# DATASET ENTRIES
=-=-=

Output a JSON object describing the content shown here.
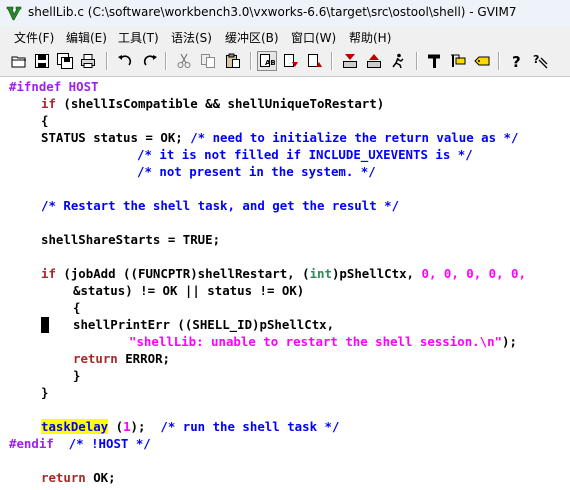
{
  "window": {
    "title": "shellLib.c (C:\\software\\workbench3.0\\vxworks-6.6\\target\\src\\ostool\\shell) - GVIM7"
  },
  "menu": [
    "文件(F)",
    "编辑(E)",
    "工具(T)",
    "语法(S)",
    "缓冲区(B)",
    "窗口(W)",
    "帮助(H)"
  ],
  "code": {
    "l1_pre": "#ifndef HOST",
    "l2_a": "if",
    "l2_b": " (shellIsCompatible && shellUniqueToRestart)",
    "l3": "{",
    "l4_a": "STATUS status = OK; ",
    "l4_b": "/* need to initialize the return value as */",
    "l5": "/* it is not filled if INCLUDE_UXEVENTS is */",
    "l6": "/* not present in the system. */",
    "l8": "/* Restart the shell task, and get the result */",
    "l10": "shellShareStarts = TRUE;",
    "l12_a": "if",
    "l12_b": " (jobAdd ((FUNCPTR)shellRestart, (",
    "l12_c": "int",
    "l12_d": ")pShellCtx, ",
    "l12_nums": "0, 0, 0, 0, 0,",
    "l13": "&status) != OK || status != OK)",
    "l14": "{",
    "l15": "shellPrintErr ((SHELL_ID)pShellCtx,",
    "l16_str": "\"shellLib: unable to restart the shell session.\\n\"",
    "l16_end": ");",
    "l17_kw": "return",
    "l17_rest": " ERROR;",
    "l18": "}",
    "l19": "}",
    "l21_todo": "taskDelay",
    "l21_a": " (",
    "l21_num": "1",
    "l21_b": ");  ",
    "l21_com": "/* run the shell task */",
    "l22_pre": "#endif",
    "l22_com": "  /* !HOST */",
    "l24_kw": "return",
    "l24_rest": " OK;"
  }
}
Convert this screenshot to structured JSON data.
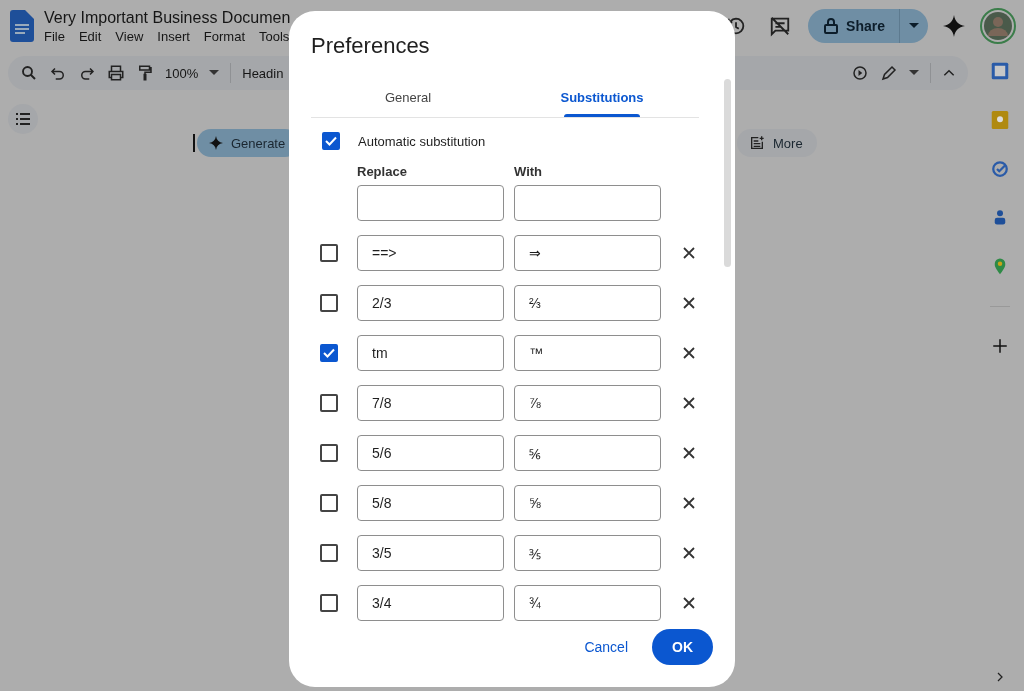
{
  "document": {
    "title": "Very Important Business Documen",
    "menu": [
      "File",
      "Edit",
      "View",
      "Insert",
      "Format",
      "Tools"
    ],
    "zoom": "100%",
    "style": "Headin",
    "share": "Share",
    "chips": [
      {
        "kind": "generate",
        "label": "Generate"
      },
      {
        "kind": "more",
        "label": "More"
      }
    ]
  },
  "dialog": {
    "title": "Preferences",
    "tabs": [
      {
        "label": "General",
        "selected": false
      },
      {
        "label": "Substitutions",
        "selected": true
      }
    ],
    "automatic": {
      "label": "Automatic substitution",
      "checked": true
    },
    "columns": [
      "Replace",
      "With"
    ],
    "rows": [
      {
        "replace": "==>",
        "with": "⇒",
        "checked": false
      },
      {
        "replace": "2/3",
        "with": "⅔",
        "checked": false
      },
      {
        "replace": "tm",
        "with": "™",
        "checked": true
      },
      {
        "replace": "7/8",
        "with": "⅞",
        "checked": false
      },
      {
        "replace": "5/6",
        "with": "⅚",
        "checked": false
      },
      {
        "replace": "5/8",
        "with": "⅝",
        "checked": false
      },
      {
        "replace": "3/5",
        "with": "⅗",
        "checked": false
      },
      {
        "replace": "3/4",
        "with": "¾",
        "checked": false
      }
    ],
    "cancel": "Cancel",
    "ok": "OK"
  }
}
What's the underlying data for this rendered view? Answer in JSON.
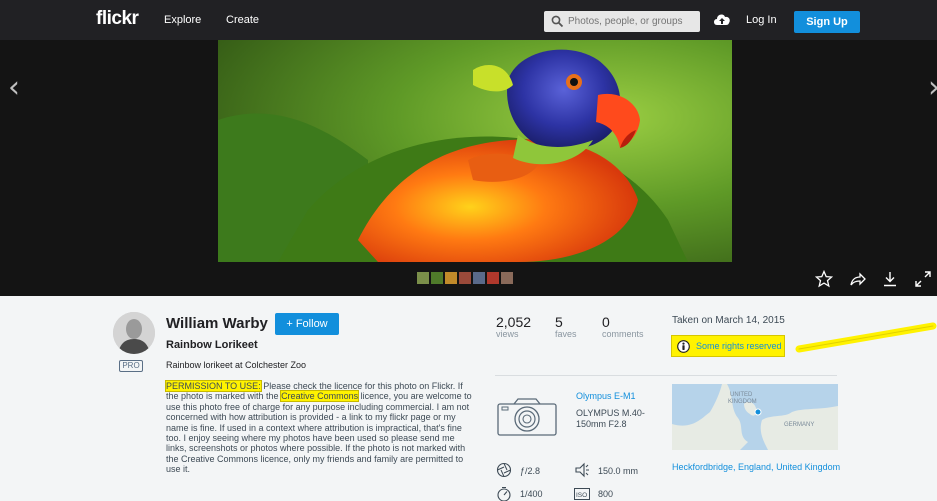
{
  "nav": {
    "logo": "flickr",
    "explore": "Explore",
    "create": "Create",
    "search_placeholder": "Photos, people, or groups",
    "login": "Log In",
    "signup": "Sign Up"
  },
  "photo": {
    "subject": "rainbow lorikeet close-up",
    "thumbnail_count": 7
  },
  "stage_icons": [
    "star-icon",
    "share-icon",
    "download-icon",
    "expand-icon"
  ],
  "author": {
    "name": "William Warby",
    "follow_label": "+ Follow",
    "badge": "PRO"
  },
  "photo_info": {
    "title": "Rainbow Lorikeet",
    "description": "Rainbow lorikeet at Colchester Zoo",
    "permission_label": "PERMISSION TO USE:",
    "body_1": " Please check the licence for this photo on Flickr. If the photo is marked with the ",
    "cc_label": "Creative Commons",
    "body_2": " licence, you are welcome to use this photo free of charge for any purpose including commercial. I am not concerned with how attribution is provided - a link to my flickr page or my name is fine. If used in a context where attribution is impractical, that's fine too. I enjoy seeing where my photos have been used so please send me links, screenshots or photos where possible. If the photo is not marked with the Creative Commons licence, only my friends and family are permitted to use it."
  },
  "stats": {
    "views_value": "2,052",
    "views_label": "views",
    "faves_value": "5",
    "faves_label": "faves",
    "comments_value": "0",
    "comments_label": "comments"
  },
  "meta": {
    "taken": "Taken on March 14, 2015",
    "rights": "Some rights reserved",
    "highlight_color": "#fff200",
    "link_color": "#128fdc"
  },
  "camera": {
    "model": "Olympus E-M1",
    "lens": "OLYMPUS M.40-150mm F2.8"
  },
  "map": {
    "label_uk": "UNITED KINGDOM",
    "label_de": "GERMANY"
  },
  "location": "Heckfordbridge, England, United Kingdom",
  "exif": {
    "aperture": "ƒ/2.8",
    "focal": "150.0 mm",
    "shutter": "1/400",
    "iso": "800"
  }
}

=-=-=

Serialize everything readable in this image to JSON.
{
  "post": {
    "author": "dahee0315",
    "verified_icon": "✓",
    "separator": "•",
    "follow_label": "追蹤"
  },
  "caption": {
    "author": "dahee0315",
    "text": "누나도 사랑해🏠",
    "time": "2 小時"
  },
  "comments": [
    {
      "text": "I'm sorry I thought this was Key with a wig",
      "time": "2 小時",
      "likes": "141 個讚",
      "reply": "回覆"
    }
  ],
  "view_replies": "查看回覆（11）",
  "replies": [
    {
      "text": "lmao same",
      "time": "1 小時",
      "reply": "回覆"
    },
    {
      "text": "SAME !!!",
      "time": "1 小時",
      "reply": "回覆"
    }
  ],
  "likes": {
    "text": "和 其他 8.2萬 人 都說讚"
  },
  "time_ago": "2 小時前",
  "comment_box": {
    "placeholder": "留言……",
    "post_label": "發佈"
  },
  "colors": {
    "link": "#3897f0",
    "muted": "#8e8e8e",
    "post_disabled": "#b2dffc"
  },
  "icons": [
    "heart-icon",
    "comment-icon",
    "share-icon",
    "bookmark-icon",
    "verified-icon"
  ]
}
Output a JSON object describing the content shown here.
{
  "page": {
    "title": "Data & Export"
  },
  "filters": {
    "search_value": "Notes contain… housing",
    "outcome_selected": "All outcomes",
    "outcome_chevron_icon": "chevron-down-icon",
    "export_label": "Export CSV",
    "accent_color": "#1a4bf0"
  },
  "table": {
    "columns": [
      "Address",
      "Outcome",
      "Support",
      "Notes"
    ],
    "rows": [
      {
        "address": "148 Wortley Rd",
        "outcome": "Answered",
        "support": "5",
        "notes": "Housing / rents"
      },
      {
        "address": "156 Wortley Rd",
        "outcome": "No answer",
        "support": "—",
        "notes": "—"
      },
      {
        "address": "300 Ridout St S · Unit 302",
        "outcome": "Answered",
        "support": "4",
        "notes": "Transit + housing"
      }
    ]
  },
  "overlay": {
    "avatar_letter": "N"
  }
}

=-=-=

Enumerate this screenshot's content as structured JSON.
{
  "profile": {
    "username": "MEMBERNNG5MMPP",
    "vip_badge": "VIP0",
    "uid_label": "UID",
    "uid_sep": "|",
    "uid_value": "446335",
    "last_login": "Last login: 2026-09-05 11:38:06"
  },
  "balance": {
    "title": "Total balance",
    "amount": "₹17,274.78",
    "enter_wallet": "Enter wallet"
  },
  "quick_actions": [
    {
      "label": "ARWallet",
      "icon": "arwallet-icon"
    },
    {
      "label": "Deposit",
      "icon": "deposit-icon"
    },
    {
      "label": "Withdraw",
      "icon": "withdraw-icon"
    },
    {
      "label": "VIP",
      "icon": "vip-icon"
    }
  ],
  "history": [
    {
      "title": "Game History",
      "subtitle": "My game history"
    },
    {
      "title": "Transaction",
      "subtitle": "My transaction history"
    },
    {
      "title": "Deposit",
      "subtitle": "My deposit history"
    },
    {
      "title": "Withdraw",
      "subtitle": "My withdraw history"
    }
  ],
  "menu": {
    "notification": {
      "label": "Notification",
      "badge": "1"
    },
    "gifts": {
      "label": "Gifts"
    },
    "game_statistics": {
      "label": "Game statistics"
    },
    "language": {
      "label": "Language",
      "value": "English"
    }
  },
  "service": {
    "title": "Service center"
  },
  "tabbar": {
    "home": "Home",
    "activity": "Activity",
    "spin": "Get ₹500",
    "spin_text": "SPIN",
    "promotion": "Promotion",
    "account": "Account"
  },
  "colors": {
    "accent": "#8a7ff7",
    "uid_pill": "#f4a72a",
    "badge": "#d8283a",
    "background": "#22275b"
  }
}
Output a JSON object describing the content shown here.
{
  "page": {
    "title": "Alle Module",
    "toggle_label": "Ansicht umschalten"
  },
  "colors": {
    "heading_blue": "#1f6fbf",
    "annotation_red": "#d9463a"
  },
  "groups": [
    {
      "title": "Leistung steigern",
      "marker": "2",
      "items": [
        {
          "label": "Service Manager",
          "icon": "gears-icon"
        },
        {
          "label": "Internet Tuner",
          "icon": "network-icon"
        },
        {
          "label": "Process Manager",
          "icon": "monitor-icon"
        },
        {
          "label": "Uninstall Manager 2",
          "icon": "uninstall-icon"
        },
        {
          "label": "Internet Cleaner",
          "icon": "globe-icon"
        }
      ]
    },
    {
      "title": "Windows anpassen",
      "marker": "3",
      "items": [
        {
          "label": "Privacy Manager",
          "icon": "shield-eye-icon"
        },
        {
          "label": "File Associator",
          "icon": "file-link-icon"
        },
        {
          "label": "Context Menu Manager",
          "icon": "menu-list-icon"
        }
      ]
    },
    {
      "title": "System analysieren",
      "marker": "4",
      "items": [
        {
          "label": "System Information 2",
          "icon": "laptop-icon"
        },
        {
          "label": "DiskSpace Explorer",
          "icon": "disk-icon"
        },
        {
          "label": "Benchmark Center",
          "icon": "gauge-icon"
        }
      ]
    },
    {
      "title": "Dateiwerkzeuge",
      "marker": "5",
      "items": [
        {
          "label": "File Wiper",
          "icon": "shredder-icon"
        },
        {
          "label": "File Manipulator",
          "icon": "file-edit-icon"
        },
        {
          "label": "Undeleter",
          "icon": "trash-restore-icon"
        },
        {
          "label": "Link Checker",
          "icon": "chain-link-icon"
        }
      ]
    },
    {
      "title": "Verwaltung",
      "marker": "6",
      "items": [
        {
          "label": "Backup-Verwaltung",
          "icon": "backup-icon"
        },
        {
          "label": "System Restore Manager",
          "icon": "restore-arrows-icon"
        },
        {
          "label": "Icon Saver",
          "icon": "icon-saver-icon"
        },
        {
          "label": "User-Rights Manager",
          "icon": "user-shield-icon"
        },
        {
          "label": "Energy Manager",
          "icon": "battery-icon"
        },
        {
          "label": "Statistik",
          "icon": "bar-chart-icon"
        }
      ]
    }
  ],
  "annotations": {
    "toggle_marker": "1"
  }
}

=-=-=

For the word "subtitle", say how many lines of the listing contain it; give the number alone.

4